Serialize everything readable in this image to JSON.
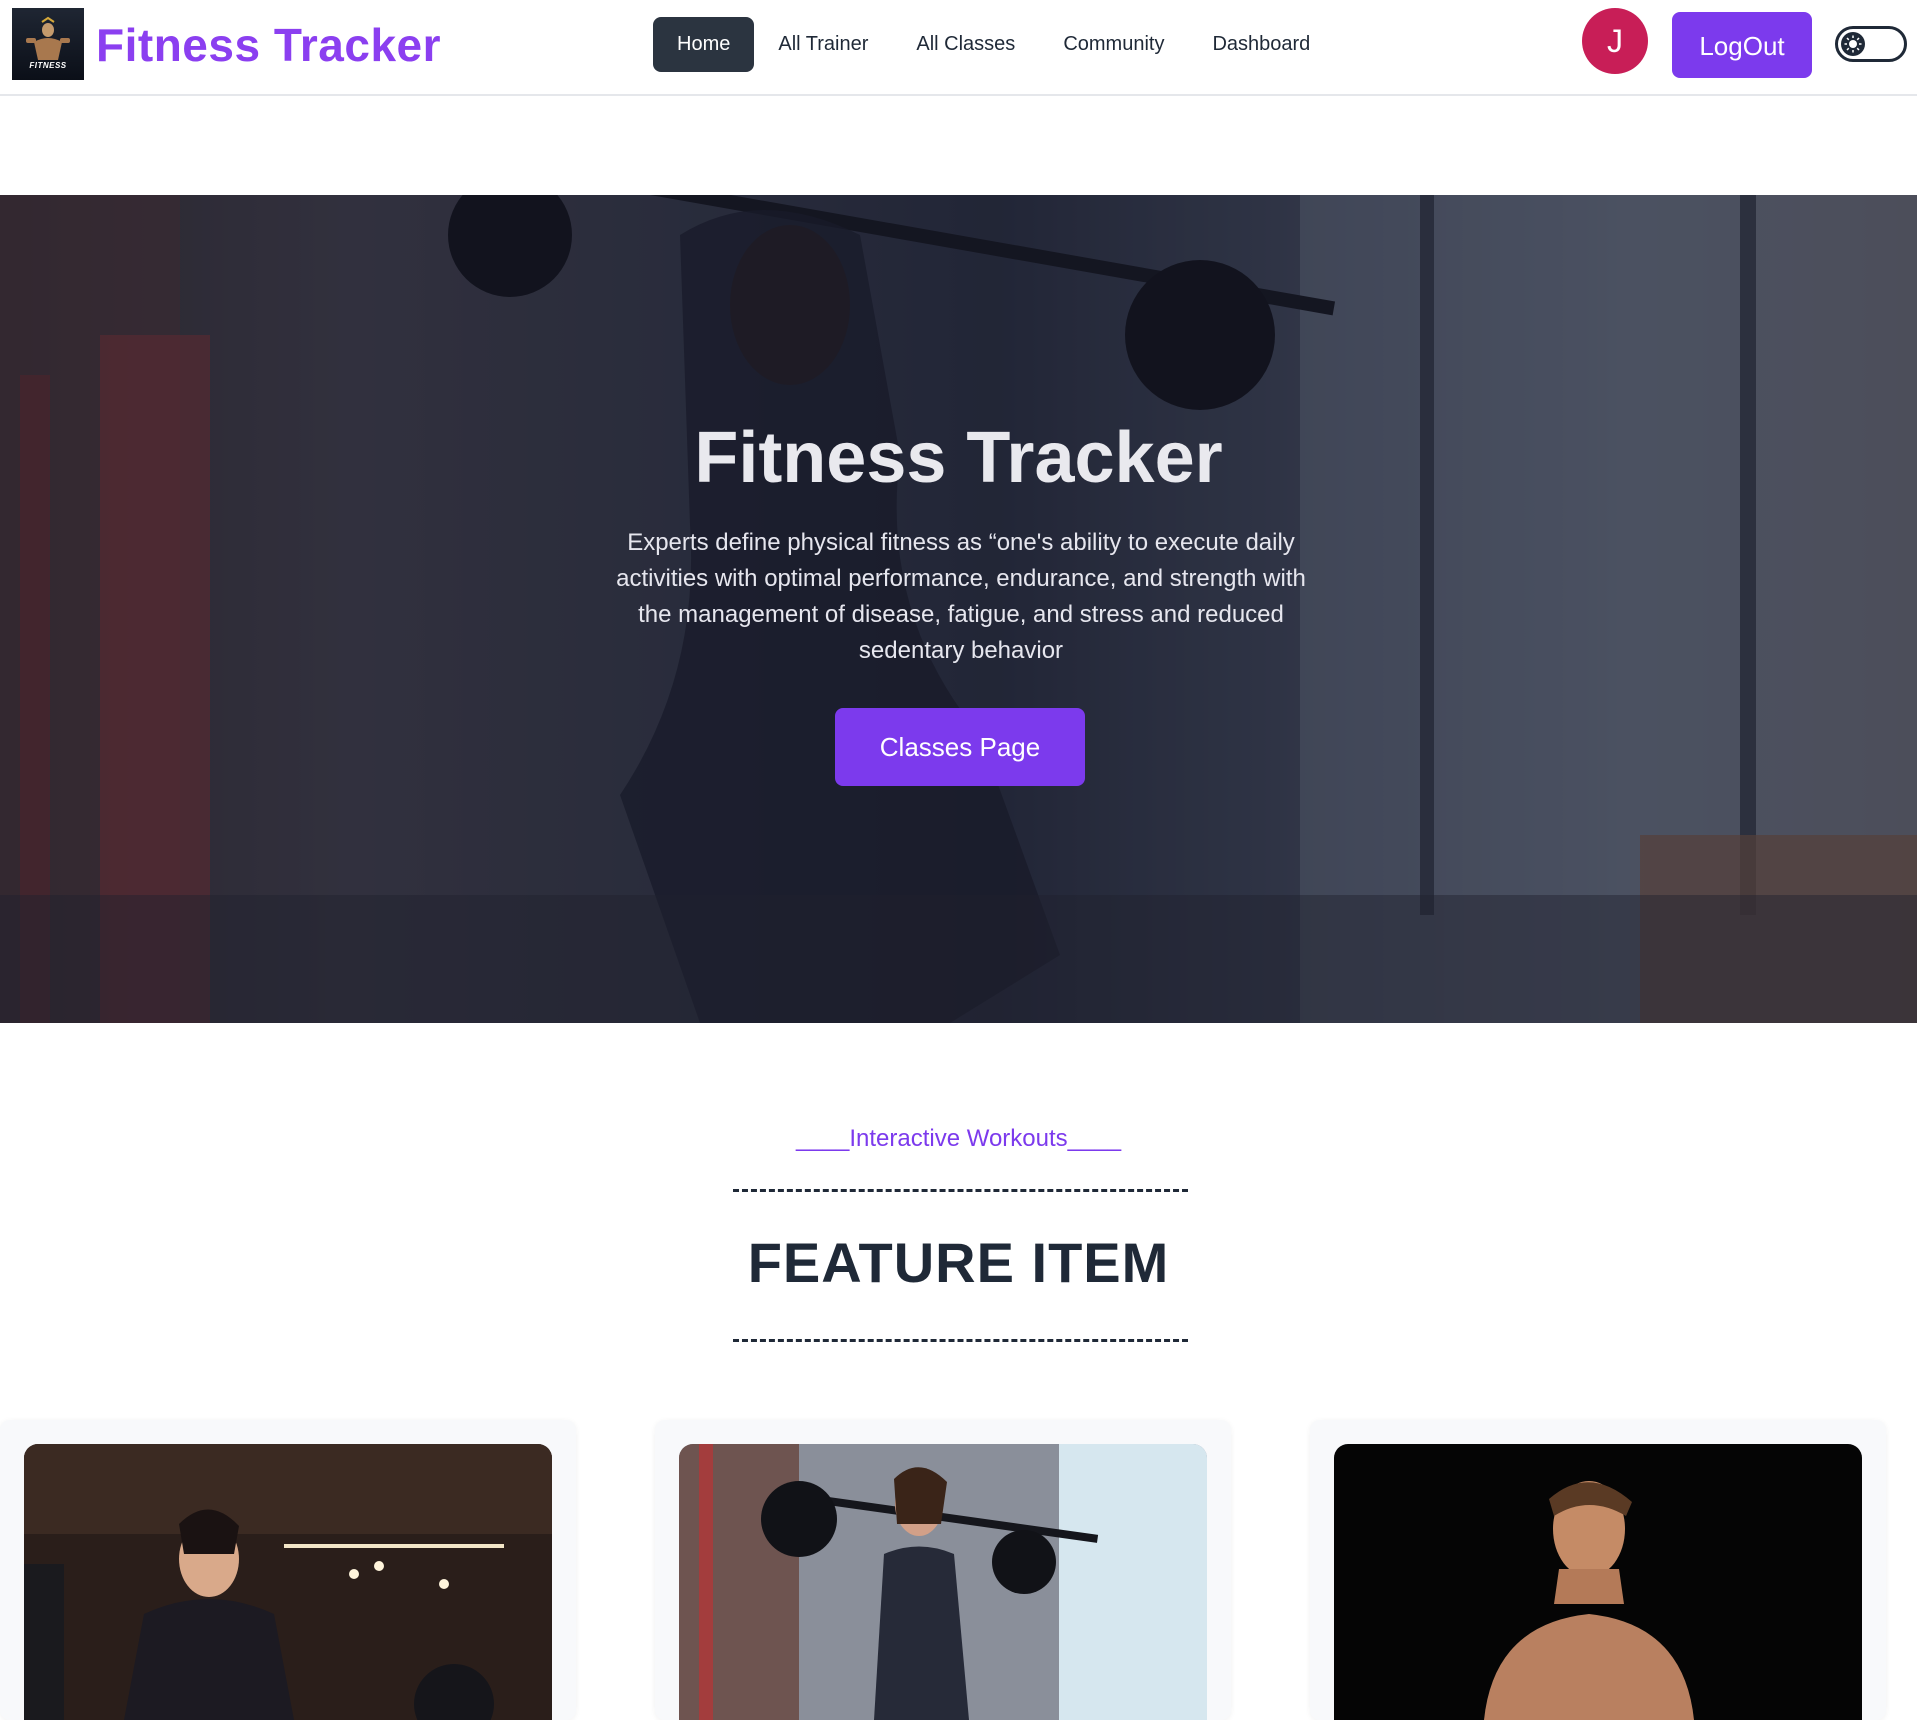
{
  "navbar": {
    "brand": "Fitness Tracker",
    "logo_text": "FITNESS",
    "links": [
      "Home",
      "All Trainer",
      "All Classes",
      "Community",
      "Dashboard"
    ],
    "active_link": "Home",
    "avatar_initial": "J",
    "logout_label": "LogOut",
    "theme_toggle_icon": "sun-icon"
  },
  "hero": {
    "title": "Fitness Tracker",
    "description": "Experts define physical fitness as “one's ability to execute daily activities with optimal performance, endurance, and strength with the management of disease, fatigue, and stress and reduced sedentary behavior",
    "button_label": "Classes Page"
  },
  "features": {
    "subtitle": "____Interactive Workouts____",
    "title": "FEATURE ITEM"
  },
  "colors": {
    "brand_purple": "#7c3aed",
    "avatar_red": "#c81e57",
    "active_nav_bg": "#2b3440"
  }
}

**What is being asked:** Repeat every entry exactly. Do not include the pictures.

**Reply to the exercise:**
Serialize everything readable in this image to JSON.
{
  "navbar": {
    "brand": "Fitness Tracker",
    "logo_text": "FITNESS",
    "links": [
      "Home",
      "All Trainer",
      "All Classes",
      "Community",
      "Dashboard"
    ],
    "active_link": "Home",
    "avatar_initial": "J",
    "logout_label": "LogOut",
    "theme_toggle_icon": "sun-icon"
  },
  "hero": {
    "title": "Fitness Tracker",
    "description": "Experts define physical fitness as “one's ability to execute daily activities with optimal performance, endurance, and strength with the management of disease, fatigue, and stress and reduced sedentary behavior",
    "button_label": "Classes Page"
  },
  "features": {
    "subtitle": "____Interactive Workouts____",
    "title": "FEATURE ITEM"
  },
  "colors": {
    "brand_purple": "#7c3aed",
    "avatar_red": "#c81e57",
    "active_nav_bg": "#2b3440"
  }
}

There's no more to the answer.